▸ Task to complete: Where in the data does the word "JSON" appear? Find those lines and copy them.

Start of Data extract

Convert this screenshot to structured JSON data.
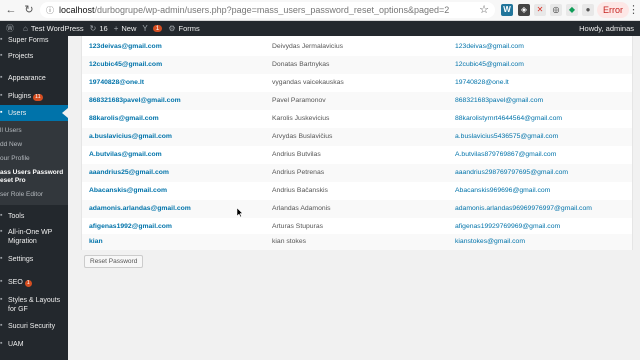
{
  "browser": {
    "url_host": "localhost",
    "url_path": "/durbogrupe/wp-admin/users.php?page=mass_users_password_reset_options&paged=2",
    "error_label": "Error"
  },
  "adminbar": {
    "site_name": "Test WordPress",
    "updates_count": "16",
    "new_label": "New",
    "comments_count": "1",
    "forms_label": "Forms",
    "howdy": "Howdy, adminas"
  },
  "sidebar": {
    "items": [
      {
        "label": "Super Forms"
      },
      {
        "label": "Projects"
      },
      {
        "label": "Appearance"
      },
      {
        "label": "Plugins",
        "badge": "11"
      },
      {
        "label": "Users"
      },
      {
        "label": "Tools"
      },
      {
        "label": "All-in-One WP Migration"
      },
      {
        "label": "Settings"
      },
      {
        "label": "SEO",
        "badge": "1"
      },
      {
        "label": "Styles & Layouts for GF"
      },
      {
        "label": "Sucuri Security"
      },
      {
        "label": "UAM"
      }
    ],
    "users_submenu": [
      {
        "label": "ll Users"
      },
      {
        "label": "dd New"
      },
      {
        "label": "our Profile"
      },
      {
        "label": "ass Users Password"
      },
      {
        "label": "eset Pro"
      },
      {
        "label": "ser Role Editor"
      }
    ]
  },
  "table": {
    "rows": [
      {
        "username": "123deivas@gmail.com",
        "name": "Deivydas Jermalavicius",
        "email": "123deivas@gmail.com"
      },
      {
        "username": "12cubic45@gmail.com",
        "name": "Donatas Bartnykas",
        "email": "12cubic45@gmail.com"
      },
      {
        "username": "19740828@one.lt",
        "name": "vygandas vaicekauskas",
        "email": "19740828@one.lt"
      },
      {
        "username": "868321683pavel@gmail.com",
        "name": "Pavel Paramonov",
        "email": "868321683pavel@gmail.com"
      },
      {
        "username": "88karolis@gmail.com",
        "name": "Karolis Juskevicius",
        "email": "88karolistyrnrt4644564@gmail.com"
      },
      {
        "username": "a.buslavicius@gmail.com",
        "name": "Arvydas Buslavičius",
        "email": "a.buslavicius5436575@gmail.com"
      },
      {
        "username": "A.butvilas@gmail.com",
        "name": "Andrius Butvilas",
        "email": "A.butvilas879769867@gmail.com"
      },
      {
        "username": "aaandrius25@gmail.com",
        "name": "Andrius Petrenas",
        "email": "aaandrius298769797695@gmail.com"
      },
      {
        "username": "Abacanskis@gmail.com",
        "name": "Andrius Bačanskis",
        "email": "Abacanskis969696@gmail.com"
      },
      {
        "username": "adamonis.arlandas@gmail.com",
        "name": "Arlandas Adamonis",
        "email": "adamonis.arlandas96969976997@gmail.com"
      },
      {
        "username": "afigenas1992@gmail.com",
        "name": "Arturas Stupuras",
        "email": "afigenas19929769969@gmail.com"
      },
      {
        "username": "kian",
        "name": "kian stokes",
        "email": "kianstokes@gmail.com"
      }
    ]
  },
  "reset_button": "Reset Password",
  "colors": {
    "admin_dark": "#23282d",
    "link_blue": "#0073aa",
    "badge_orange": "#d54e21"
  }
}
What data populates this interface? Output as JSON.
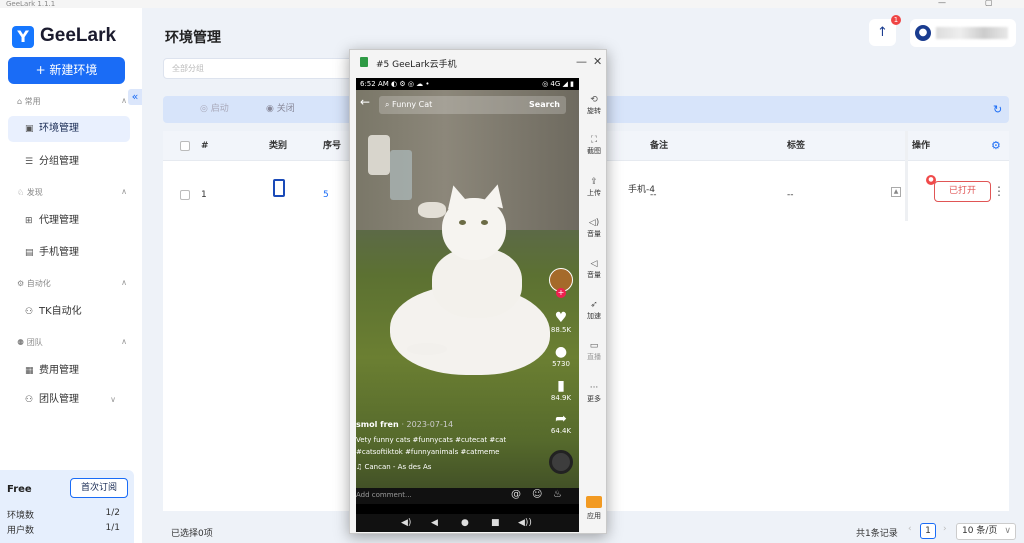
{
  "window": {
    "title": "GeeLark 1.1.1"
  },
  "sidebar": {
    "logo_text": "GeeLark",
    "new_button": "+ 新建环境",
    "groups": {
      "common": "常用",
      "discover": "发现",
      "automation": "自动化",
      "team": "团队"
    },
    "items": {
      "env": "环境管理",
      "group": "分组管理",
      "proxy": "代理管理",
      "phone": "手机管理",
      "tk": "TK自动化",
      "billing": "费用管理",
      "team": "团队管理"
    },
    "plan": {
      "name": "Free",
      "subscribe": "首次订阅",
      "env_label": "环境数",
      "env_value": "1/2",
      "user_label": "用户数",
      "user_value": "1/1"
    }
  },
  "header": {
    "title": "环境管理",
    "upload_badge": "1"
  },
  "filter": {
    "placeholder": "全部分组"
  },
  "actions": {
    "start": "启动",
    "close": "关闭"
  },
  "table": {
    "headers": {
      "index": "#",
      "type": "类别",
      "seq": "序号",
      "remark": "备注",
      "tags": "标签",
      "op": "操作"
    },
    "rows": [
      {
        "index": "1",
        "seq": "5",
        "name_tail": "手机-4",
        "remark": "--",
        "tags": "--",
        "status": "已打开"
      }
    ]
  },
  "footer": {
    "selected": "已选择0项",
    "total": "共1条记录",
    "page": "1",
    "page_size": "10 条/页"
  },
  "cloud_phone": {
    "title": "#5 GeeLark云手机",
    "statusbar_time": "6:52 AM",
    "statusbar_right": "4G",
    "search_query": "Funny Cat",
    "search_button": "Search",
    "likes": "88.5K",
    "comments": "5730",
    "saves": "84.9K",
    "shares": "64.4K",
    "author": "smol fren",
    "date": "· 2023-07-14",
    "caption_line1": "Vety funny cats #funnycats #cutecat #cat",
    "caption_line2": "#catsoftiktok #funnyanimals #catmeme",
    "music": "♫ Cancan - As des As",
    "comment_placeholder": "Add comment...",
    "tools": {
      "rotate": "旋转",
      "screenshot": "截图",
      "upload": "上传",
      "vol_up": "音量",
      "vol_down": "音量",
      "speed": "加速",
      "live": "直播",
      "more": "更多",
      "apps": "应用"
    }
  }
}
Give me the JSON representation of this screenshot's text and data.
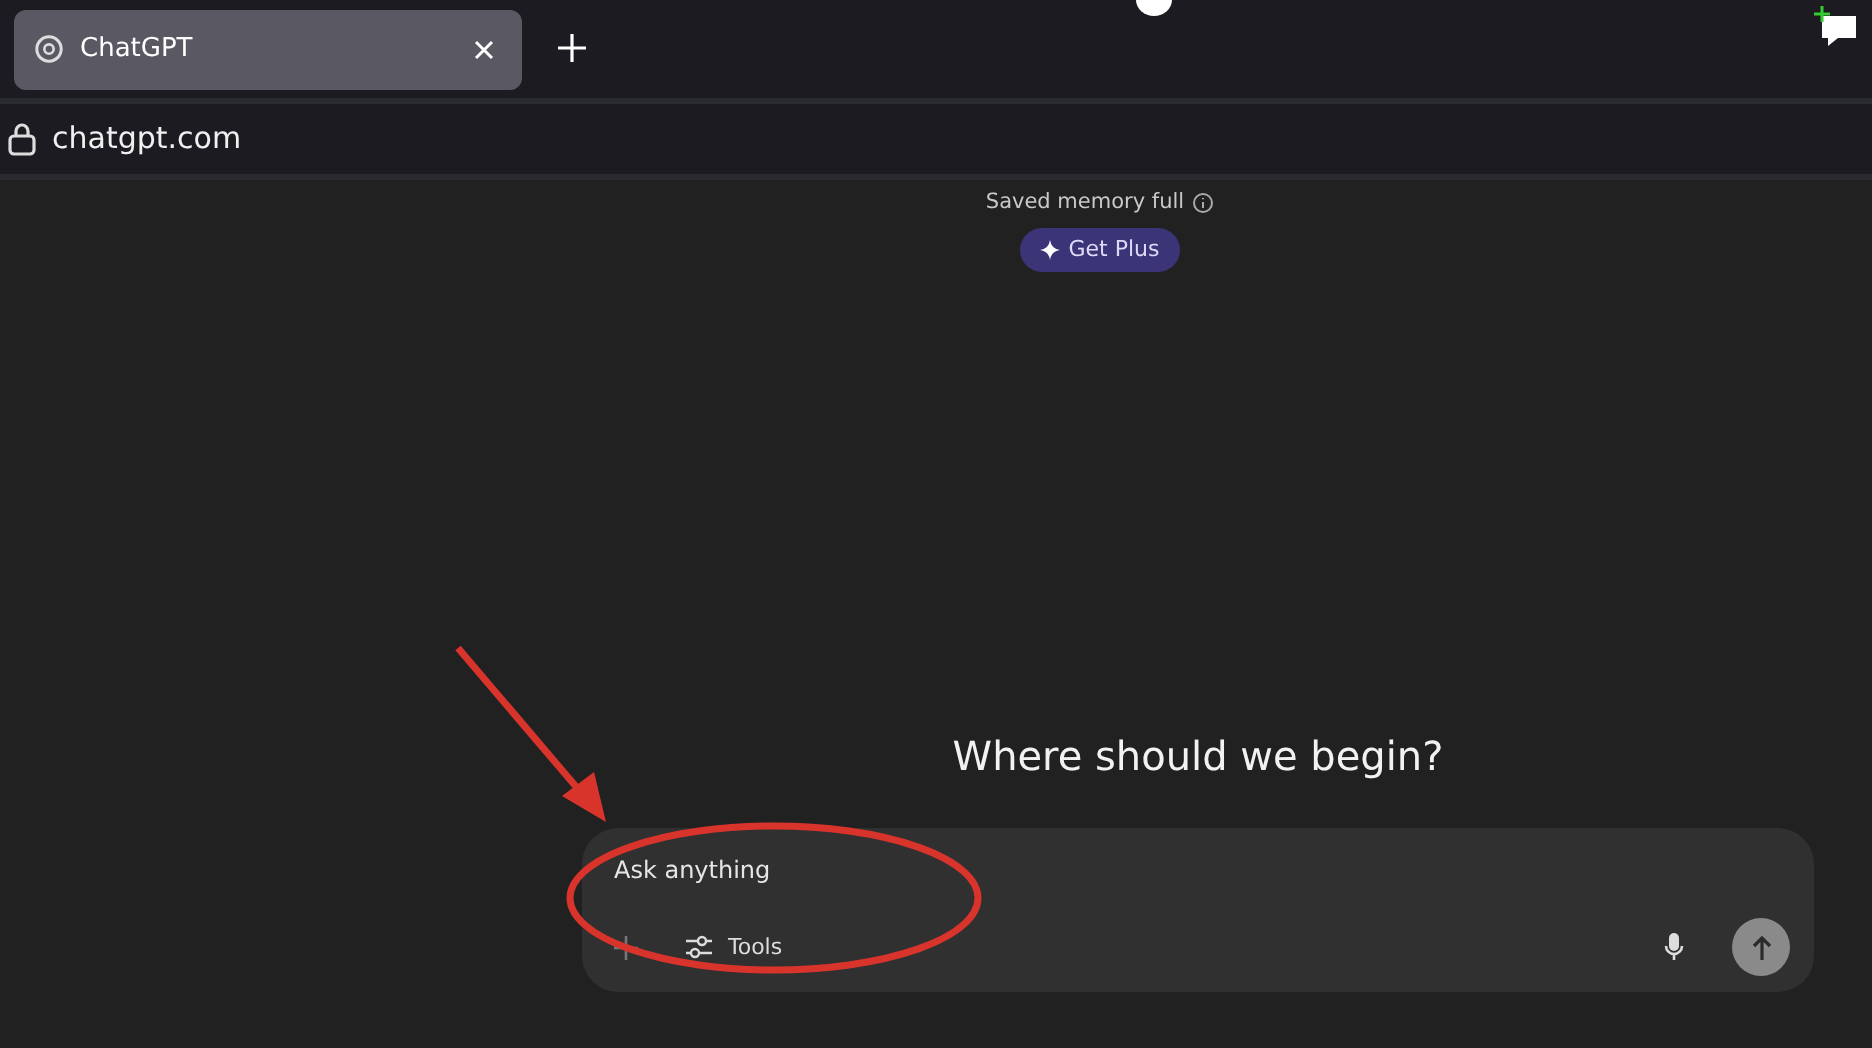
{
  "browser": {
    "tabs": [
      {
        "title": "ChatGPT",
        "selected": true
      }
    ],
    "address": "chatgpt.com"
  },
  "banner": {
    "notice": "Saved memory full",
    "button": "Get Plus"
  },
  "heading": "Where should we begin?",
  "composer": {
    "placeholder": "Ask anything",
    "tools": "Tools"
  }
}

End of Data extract

▸ Finished exercise:
Convert this screenshot to structured JSON data.
What data populates this interface? Output as JSON.
Give me the JSON representation of this screenshot's text and data.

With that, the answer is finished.